The narrator regrets thinking that he knew what would and wouldn’t work. As a consequence, “I fell so down and I hit the ground and it was so hard to get back up.” As the song ends, he realizes that he’s taken negative actions and sees the results. His reaction is to say, “This is a disaster, this wretched situation. I need to go forth and let the past die."
“Real Human Being”
“Real Human Being” starts out mixing the sound of rushing traffic and bass throb as if from a club. It begins to grow in volume, a rapid throbbing beat with a dancey quality to it touches the music as the saw-edged mid-volume synth comes in.
There’s a quality I like as the shifting, bouncing synths move along with the snarling growl of guitar. There’s also a high synth that sings into the music to contrast with the harder sounds under it while the beat drives on and energizes the track.
We live in a world that seeks to manipulate every aspect of our lives and pushes us into continuous competition with one another. This song explores the problems we face as a result. The song begins simply, “We fight for attention, we try to get to the top. We grind and hustle, we try to look so good.” Our narrator rejects being “bound to the network.” Instead, he wants to ”disconnect and feel more complete.”
Our narrator asks, “What will it take for you to treat me as human being?” in the chorus and follows up by explaining that as it stands, “They push our buttons so we dance and sway. The world keeps spinning soon we're left behind.”

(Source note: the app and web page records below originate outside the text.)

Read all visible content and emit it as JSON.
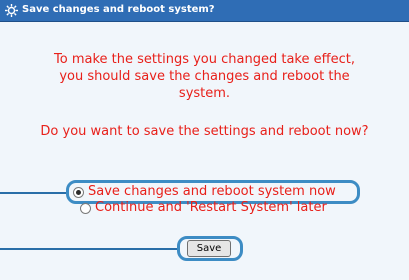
{
  "dialog": {
    "title": "Save changes and reboot system?",
    "icon": "settings-gear-icon"
  },
  "message": {
    "line1": "To make the settings you changed take effect,",
    "line2": "you should save the changes and reboot the",
    "line3": "system.",
    "question": "Do you want to save the settings and reboot now?"
  },
  "options": [
    {
      "label": "Save changes and reboot system now",
      "selected": true
    },
    {
      "label": "Continue and 'Restart System' later",
      "selected": false
    }
  ],
  "save_button": {
    "label": "Save"
  },
  "colors": {
    "titlebar": "#2f6db5",
    "message_text": "#e8201a",
    "highlight": "#3d8cc4",
    "background": "#f1f6fb"
  }
}
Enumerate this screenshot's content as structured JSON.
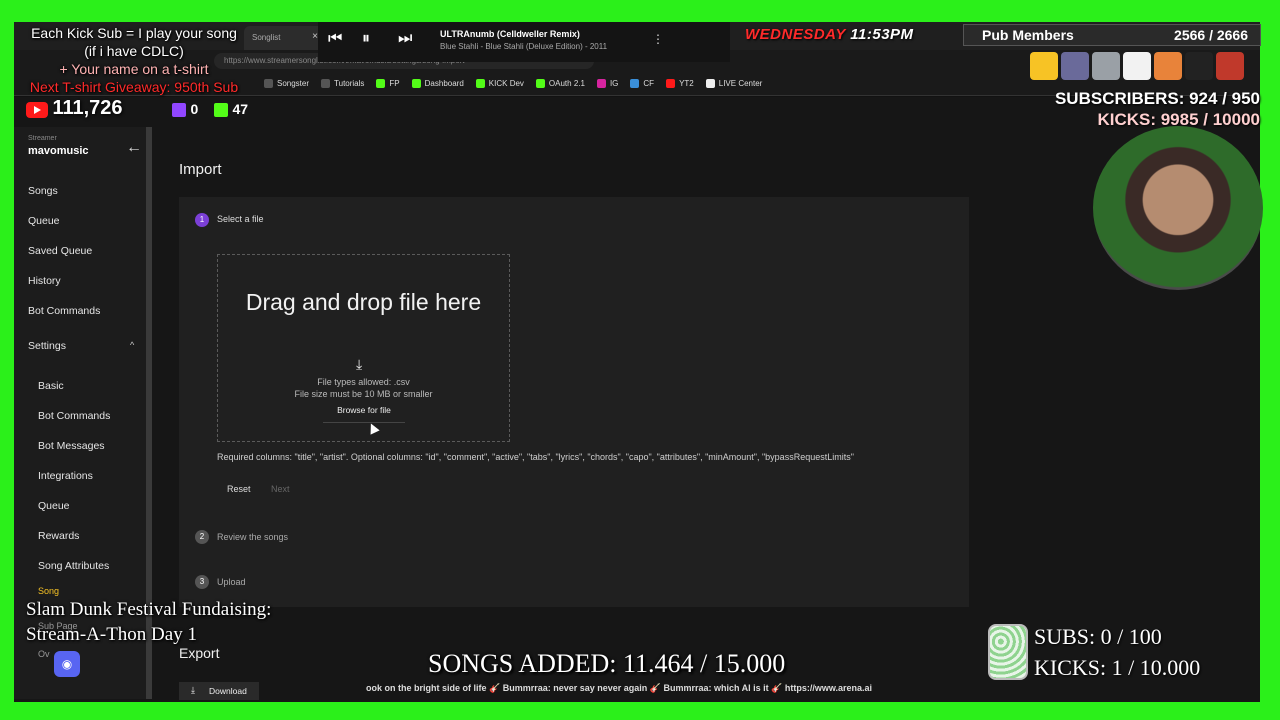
{
  "browser": {
    "tab_title": "Songlist",
    "address": "https://www.streamersonglist.com/t/mavomusic/settings/song-import",
    "bookmarks": [
      "Songster",
      "Tutorials",
      "FP",
      "Dashboard",
      "KICK Dev",
      "OAuth 2.1",
      "IG",
      "CF",
      "YT2",
      "LIVE Center"
    ]
  },
  "sidebar": {
    "streamer_label": "Streamer",
    "streamer_name": "mavomusic",
    "items": [
      "Songs",
      "Queue",
      "Saved Queue",
      "History",
      "Bot Commands",
      "Settings"
    ],
    "settings_items": [
      "Basic",
      "Bot Commands",
      "Bot Messages",
      "Integrations",
      "Queue",
      "Rewards",
      "Song Attributes",
      "Song",
      "Sub Page"
    ],
    "extra": "Ov"
  },
  "main": {
    "title": "Import",
    "steps": [
      {
        "num": "1",
        "label": "Select a file"
      },
      {
        "num": "2",
        "label": "Review the songs"
      },
      {
        "num": "3",
        "label": "Upload"
      }
    ],
    "dropzone": {
      "title": "Drag and drop file here",
      "types": "File types allowed: .csv",
      "size": "File size must be 10 MB or smaller",
      "browse": "Browse for file"
    },
    "required": "Required columns: \"title\", \"artist\". Optional columns: \"id\", \"comment\", \"active\", \"tabs\", \"lyrics\", \"chords\", \"capo\", \"attributes\", \"minAmount\", \"bypassRequestLimits\"",
    "reset": "Reset",
    "next": "Next",
    "export_title": "Export",
    "download": "Download"
  },
  "overlay": {
    "promo1": "Each Kick Sub = I play your song",
    "promo2": "(if i have CDLC)",
    "promo3": "+ Your name on a t-shirt",
    "promo4": "Next T-shirt Giveaway: 950th Sub",
    "youtube_count": "111,726",
    "twitch_count": "0",
    "kick_count": "47",
    "media_song": "ULTRAnumb (Celldweller Remix)",
    "media_artist": "Blue Stahli - Blue Stahli (Deluxe Edition) - 2011",
    "day": "WEDNESDAY",
    "time": "11:53PM",
    "pub_label": "Pub Members",
    "pub_value": "2566 / 2666",
    "subscribers": "SUBSCRIBERS: 924 / 950",
    "kicks": "KICKS: 9985 / 10000",
    "fund1": "Slam Dunk Festival Fundaising:",
    "fund2": "Stream-A-Thon Day 1",
    "songs_added": "SONGS ADDED: 11.464 / 15.000",
    "ticker": "ook on the bright side of life  🎸 Bummrraa: never say never again  🎸 Bummrraa: which AI is it  🎸 https://www.arena.ai",
    "subs_goal": "SUBS:  0 / 100",
    "kicks_goal": "KICKS: 1 / 10.000"
  },
  "colors": {
    "green_screen": "#2bf01a",
    "accent_purple": "#7b3fd6",
    "kick_green": "#53fc18",
    "alert_red": "#ff2a2a",
    "gold": "#f7c325"
  }
}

The result of not being treated like a human being is that “life is so fickle now. We're all so replaceable.” He points out that, “we love the cage that we live in. This was no paradise and I don't believe in it.”
The City by the Sea is an album that takes no prisoners. It is an incisive examination of our social media saturated, anomie-filled culture that is slowly robbing people of humanity. Kizunaut is not afraid to challenge in his music and I like that about it. He has a vision that he wants to articulate and does so in a way that makes for interesting listening.
© 2020 Karl Magi